GOAL OF THE EXERCISE: Go through the records that follow and tally the lines with "title" in them; answer with the number alone.

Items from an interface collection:
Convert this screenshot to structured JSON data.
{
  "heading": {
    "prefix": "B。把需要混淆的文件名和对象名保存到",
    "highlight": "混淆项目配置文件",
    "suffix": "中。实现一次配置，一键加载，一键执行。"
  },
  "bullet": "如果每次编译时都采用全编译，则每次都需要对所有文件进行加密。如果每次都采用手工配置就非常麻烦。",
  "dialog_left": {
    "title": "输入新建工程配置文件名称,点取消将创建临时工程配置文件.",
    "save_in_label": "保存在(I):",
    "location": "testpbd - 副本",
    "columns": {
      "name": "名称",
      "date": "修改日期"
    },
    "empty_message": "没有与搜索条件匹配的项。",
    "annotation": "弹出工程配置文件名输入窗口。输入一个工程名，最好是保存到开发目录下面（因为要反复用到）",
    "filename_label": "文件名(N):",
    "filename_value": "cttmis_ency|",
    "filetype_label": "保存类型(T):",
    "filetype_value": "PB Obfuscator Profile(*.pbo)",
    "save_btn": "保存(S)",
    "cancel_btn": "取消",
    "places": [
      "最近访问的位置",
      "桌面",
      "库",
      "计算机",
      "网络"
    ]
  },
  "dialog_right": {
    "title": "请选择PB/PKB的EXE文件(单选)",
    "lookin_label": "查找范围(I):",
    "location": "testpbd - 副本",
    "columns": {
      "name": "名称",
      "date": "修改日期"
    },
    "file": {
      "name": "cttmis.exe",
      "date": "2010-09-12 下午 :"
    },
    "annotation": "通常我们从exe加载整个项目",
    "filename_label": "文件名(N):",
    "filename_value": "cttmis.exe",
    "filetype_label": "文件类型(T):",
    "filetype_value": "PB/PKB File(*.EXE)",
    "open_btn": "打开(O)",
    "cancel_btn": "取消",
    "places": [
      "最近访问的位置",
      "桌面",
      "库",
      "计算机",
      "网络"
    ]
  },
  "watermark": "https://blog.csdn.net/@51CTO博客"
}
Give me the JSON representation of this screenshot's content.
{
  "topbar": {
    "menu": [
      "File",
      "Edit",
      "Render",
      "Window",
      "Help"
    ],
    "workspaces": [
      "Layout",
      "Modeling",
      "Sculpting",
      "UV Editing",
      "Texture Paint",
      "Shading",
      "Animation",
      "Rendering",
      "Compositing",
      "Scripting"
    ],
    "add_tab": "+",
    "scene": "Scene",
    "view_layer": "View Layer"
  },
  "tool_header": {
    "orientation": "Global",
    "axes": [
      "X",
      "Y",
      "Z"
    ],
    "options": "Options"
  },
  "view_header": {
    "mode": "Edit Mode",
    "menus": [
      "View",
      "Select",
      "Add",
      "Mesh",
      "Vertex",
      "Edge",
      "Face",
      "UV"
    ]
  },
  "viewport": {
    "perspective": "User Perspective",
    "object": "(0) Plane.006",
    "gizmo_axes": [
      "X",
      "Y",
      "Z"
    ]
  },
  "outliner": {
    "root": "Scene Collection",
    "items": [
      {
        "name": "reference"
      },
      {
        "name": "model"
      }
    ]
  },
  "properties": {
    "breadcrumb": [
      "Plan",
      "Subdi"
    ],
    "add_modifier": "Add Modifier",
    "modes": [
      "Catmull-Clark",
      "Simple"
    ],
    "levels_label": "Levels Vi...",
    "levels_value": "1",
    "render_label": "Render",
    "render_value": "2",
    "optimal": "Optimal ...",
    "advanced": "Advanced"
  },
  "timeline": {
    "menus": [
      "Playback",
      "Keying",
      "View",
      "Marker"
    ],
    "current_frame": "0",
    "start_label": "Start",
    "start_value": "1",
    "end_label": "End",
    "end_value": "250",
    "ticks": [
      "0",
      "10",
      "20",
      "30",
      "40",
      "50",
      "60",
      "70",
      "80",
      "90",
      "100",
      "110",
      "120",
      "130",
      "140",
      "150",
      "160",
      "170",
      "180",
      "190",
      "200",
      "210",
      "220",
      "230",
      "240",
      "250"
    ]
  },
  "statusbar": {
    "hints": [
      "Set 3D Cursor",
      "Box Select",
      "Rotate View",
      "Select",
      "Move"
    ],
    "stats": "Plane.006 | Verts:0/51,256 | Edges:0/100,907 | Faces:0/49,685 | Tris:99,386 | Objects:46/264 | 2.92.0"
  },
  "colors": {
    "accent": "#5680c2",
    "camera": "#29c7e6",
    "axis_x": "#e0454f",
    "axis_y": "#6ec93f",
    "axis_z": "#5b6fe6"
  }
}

YOUR RESPONSE: 2